═════ EXERCISE INPUTS ═════
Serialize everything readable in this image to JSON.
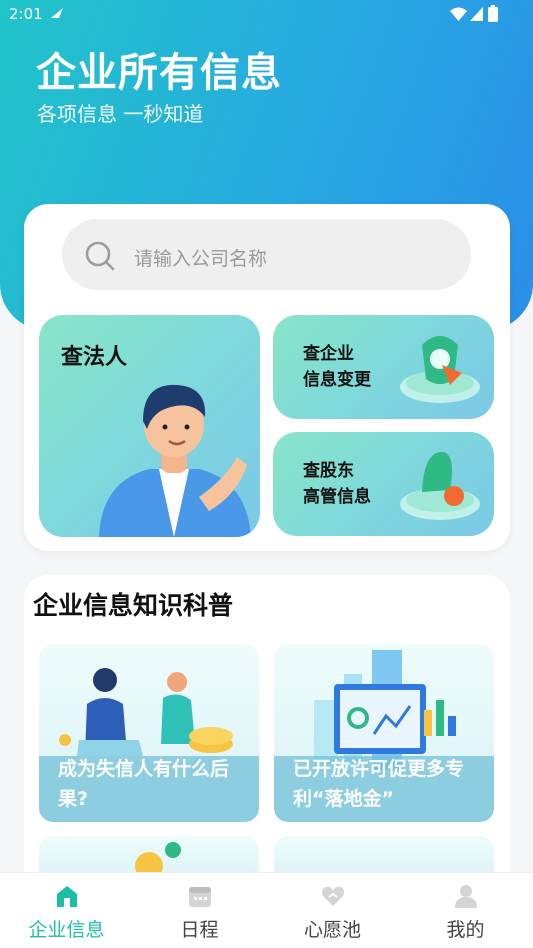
{
  "status_bar": {
    "time": "2:01"
  },
  "hero": {
    "title": "企业所有信息",
    "subtitle": "各项信息 一秒知道"
  },
  "search": {
    "placeholder": "请输入公司名称"
  },
  "query_tiles": {
    "legal_person": "查法人",
    "company_change": [
      "查企业",
      "信息变更"
    ],
    "shareholder": [
      "查股东",
      "高管信息"
    ]
  },
  "knowledge": {
    "title": "企业信息知识科普",
    "articles": [
      {
        "caption": "成为失信人有什么后果?"
      },
      {
        "caption": "已开放许可促更多专利“落地金”"
      }
    ]
  },
  "tabbar": {
    "tabs": [
      {
        "label": "企业信息",
        "icon": "home-icon",
        "active": true
      },
      {
        "label": "日程",
        "icon": "calendar-icon",
        "active": false
      },
      {
        "label": "心愿池",
        "icon": "heart-icon",
        "active": false
      },
      {
        "label": "我的",
        "icon": "user-icon",
        "active": false
      }
    ]
  },
  "colors": {
    "accent": "#1bbfa6",
    "hero_start": "#21c4c9",
    "hero_end": "#2a8ee8"
  }
}
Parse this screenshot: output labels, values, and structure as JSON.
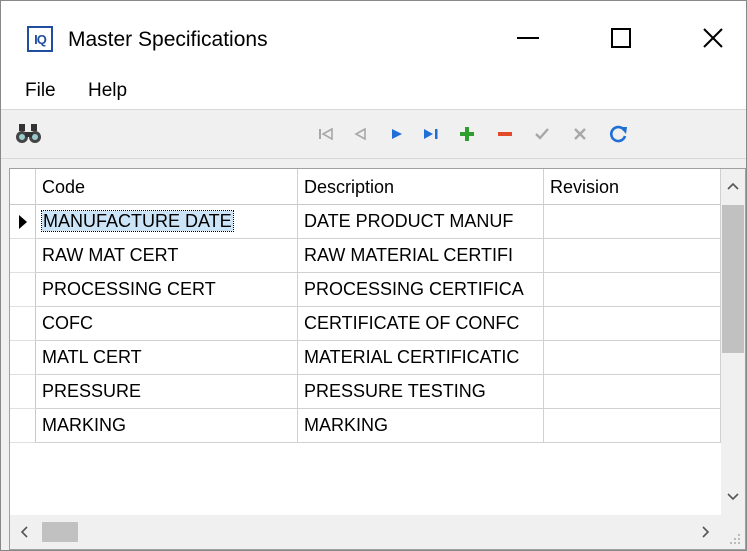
{
  "window": {
    "title": "Master Specifications",
    "icon_text": "IQ"
  },
  "menu": {
    "file": "File",
    "help": "Help"
  },
  "toolbar": {
    "buttons": [
      {
        "name": "find-icon",
        "enabled": true
      },
      {
        "name": "first-record-icon",
        "enabled": false
      },
      {
        "name": "prior-record-icon",
        "enabled": false
      },
      {
        "name": "next-record-icon",
        "enabled": true
      },
      {
        "name": "last-record-icon",
        "enabled": true
      },
      {
        "name": "insert-record-icon",
        "enabled": true
      },
      {
        "name": "delete-record-icon",
        "enabled": true
      },
      {
        "name": "post-edit-icon",
        "enabled": false
      },
      {
        "name": "cancel-edit-icon",
        "enabled": false
      },
      {
        "name": "refresh-icon",
        "enabled": true
      }
    ],
    "colors": {
      "nav": "#1f6fd6",
      "disabled": "#a8a8a8",
      "insert": "#2e9e2e",
      "delete": "#e34a2a",
      "refresh": "#1f6fd6"
    }
  },
  "grid": {
    "columns": [
      "Code",
      "Description",
      "Revision"
    ],
    "rows": [
      {
        "code": "MANUFACTURE DATE",
        "description": "DATE PRODUCT MANUF",
        "revision": ""
      },
      {
        "code": "RAW MAT CERT",
        "description": "RAW MATERIAL CERTIFI",
        "revision": ""
      },
      {
        "code": "PROCESSING CERT",
        "description": "PROCESSING CERTIFICA",
        "revision": ""
      },
      {
        "code": "COFC",
        "description": "CERTIFICATE OF CONFC",
        "revision": ""
      },
      {
        "code": "MATL CERT",
        "description": "MATERIAL CERTIFICATIC",
        "revision": ""
      },
      {
        "code": "PRESSURE",
        "description": "PRESSURE TESTING",
        "revision": ""
      },
      {
        "code": "MARKING",
        "description": "MARKING",
        "revision": ""
      }
    ],
    "selected_row": 0,
    "selection_color": "#cce4f7"
  }
}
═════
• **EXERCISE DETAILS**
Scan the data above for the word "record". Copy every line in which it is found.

• **SOLUTION TO THE EXERCISE**
        "name": "first-record-icon",
        "name": "prior-record-icon",
        "name": "next-record-icon",
        "name": "last-record-icon",
        "name": "insert-record-icon",
        "name": "delete-record-icon",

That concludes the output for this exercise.